Return the data word for word. Pictures are to be omitted.

(Records drawn from a dataset)
○ ○ ○ ○ ○ ○ ○
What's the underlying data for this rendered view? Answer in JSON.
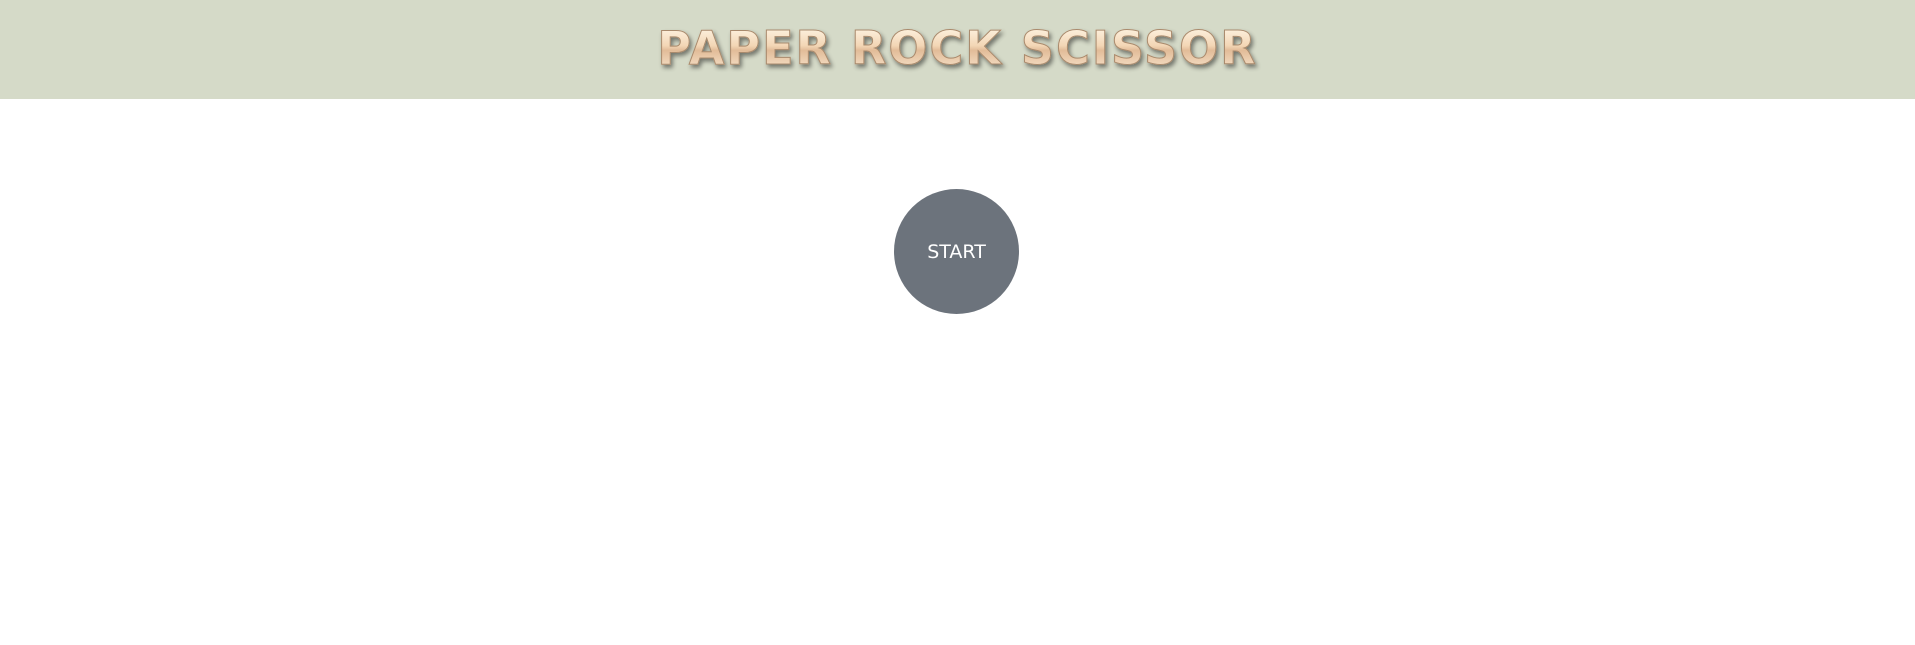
{
  "header": {
    "title": "PAPER ROCK SCISSOR"
  },
  "game": {
    "start_label": "START"
  },
  "colors": {
    "header_background": "#d5dac8",
    "start_button_background": "#6c737c",
    "start_button_text": "#ffffff",
    "page_background": "#ffffff"
  }
}
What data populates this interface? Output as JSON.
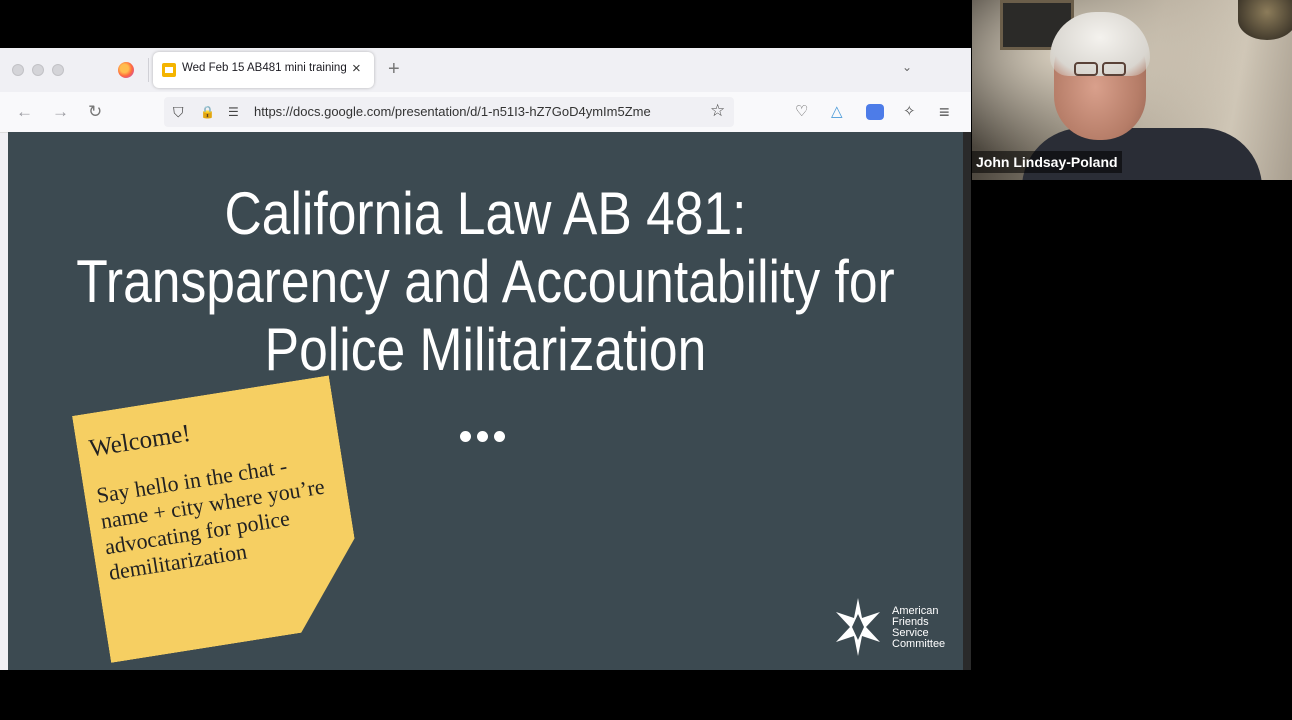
{
  "browser": {
    "tab_title": "Wed Feb 15 AB481 mini training",
    "tab_close": "×",
    "new_tab": "+",
    "url": "https://docs.google.com/presentation/d/1-n51I3-hZ7GoD4ymIm5Zme"
  },
  "icons": {
    "back": "←",
    "forward": "→",
    "reload": "↻",
    "shield": "⛉",
    "lock": "🔒",
    "star": "☆",
    "menu": "≡"
  },
  "slide": {
    "title_lines": [
      "California Law AB 481:",
      "Transparency and Accountability for",
      "Police Militarization"
    ],
    "sticky_welcome": "Welcome!",
    "sticky_body": "Say hello in the chat - name + city where you’re advocating for police demilitarization",
    "logo_lines": [
      "American",
      "Friends",
      "Service",
      "Committee"
    ]
  },
  "video": {
    "participant_name": "John Lindsay-Poland"
  },
  "colors": {
    "slide_bg": "#3c4a51",
    "sticky": "#f6cf62",
    "slides_icon": "#f4b400"
  }
}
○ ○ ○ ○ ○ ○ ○
RESPONSE AREA:
What's the underlying data for this rendered view? Answer in JSON.
{
  "header": {
    "title": "PAPER ROCK SCISSOR"
  },
  "game": {
    "start_label": "START"
  },
  "colors": {
    "header_background": "#d5dac8",
    "start_button_background": "#6c737c",
    "start_button_text": "#ffffff",
    "page_background": "#ffffff"
  }
}
What data populates this interface? Output as JSON.
{
  "browser": {
    "tab_title": "Wed Feb 15 AB481 mini training",
    "tab_close": "×",
    "new_tab": "+",
    "url": "https://docs.google.com/presentation/d/1-n51I3-hZ7GoD4ymIm5Zme"
  },
  "icons": {
    "back": "←",
    "forward": "→",
    "reload": "↻",
    "shield": "⛉",
    "lock": "🔒",
    "star": "☆",
    "menu": "≡"
  },
  "slide": {
    "title_lines": [
      "California Law AB 481:",
      "Transparency and Accountability for",
      "Police Militarization"
    ],
    "sticky_welcome": "Welcome!",
    "sticky_body": "Say hello in the chat - name + city where you’re advocating for police demilitarization",
    "logo_lines": [
      "American",
      "Friends",
      "Service",
      "Committee"
    ]
  },
  "video": {
    "participant_name": "John Lindsay-Poland"
  },
  "colors": {
    "slide_bg": "#3c4a51",
    "sticky": "#f6cf62",
    "slides_icon": "#f4b400"
  }
}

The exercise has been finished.